[Opening Records provided section]
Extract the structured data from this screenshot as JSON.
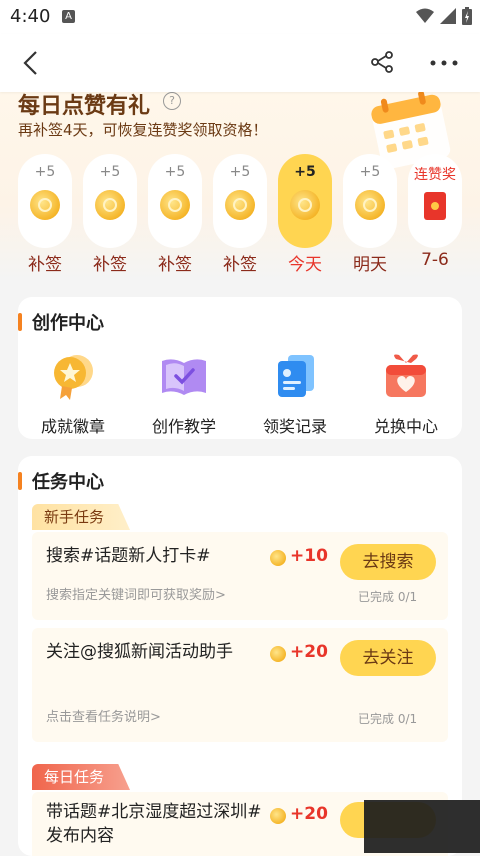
{
  "status_bar": {
    "time": "4:40",
    "notification_icon": "A"
  },
  "nav": {
    "icons": [
      "back-arrow-icon",
      "share-icon",
      "more-icon"
    ]
  },
  "signin": {
    "title": "每日点赞有礼",
    "subtitle": "再补签4天，可恢复连赞奖领取资格！",
    "days": [
      {
        "points": "+5",
        "label": "补签",
        "state": "makeup"
      },
      {
        "points": "+5",
        "label": "补签",
        "state": "makeup"
      },
      {
        "points": "+5",
        "label": "补签",
        "state": "makeup"
      },
      {
        "points": "+5",
        "label": "补签",
        "state": "makeup"
      },
      {
        "points": "+5",
        "label": "今天",
        "state": "today"
      },
      {
        "points": "+5",
        "label": "明天",
        "state": "future"
      },
      {
        "points": "连赞奖",
        "label": "7-6",
        "state": "bonus"
      }
    ]
  },
  "creation_center": {
    "title": "创作中心",
    "tools": [
      {
        "label": "成就徽章",
        "icon": "medal-icon"
      },
      {
        "label": "创作教学",
        "icon": "book-icon"
      },
      {
        "label": "领奖记录",
        "icon": "record-icon"
      },
      {
        "label": "兑换中心",
        "icon": "gift-icon"
      }
    ]
  },
  "task_center": {
    "title": "任务中心",
    "newbie_tag": "新手任务",
    "daily_tag": "每日任务",
    "tasks": [
      {
        "title": "搜索#话题新人打卡#",
        "reward": "+10",
        "button": "去搜索",
        "desc": "搜索指定关键词即可获取奖励>",
        "progress": "已完成 0/1"
      },
      {
        "title": "关注@搜狐新闻活动助手",
        "reward": "+20",
        "button": "去关注",
        "desc": "点击查看任务说明>",
        "progress": "已完成 0/1"
      },
      {
        "title": "带话题#北京湿度超过深圳#发布内容",
        "reward": "+20",
        "button": ""
      }
    ]
  },
  "colors": {
    "accent": "#ffd551",
    "brand_red": "#e8352a",
    "title_brown": "#6b3a14",
    "section_bar": "#f58220"
  }
}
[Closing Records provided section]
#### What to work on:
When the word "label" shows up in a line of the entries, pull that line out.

#### Completed task:
        "label": "补签",
        "label": "补签",
        "label": "补签",
        "label": "补签",
        "label": "今天",
        "label": "明天",
        "label": "7-6",
        "label": "成就徽章",
        "label": "创作教学",
        "label": "领奖记录",
        "label": "兑换中心",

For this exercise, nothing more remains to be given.